Over 25 different booths fed the curiosity of people with beer, ice cream, liquid nitrogen-dipped marshmallows and a healthy dose of science at the sold-out Philadelphia Science Festival kick-off party yesterday night.
The party marks the beginning of the Philadelphia Science Festival, an 11-day festival celebrating science and technology with over 100 collaborating partners from Han Dynasty to the Franklin Institute. Penn has played an integral role as collaborating partner since the festival first started three years ago, and has expanded its involvement since. As a sponsor this year, Penn has over 30 affiliated departments and groups hosting over 30 events.
“Part of the idea of a science festival is that it’s super collaborative,” Gina Lavery, associate director of the Penn Office of Government and Community Affairs, said.
“For one, it speaks to our core mission of education, research and service. We’re sharing knowledge about what people at Penn are doing,” she said.
The kick-off party last night was hosted at the NextFab Studio, a fabrication studio with cutting-edge equipment such as 3-D printers in Center City. It was mainly geared towards the 21 and older audience, with a free flow of beer brewed specially for the festival and live electronic music at different booths each focused on a different aspect of science. Other booths aimed to explore questions such as the real dangers of texting while driving by using a simulated driving game and how to virtually augment reality and what sound waves look like.
Over the next 11 days, however, there will be a variety of events catered to different audiences from children to foodies to science teachers. On Saturday, there will be a free science carnival on the Benjamin Franklin Parkway that caters to science enthusiasts of all ages.
This year, different Penn-affiliated organizations and groups such as the Penn Museum and Penn Medicine are heavily involved in the festival, and will be hosting several events looking at science from their own unique perspectives. According to Karen Kreeger, senior science communications manager at Penn Medicine, biomedical graduate students have expressed an interest in reaching out to the Philadelphia community to showcase their scientific research.
“[The festival] gives them a good outlet to talk about their research in an accessible way to an audience that is interested in science,” she said. “[The biomedical grad students] are enthusiastic to share their sense of wonder about science.”
Moreover, non-science departments such as Penn’s South Asia Resource Center are also involved in the festival.
One of the most prominent events Penn is hosting during the festival is the “Big Ideas: Funding and Innovation” event, to be held on April 23.
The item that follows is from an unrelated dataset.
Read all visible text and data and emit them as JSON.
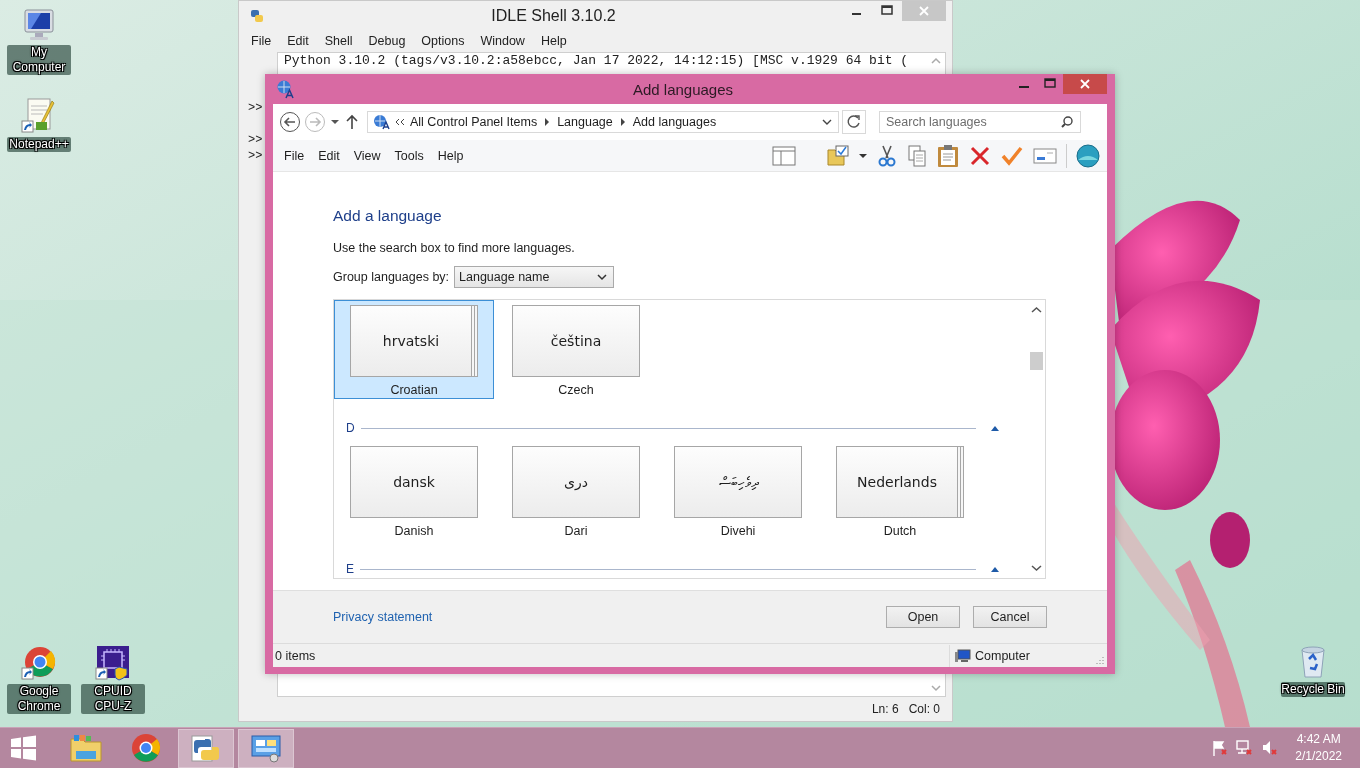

The event will feature Subra Suresh, outgoing National Science Foundation director and incoming president of Carnegie Mellon University. It will consist of TED Talk-style presentations and discussions led by Penn and Drexel researchers to learn about the role federal funding plays in driving forward innovation.
Although this year’s festival coincides with reading days, Penn hopes to increase the involvement of the student body in the festival.
Citing this year’s theme of the Year of Proof, Kreeger said event organizers were working with the Office of New Student Orientation and Academic Initiatives to reach out to undergraduates.
“It’s fun for a lot of people on campus to be involved,” she added. “The enthusiasm has definitely grown, and is still growing.”
Please note All comments are eligible for publication in The Daily Pennsylvanian.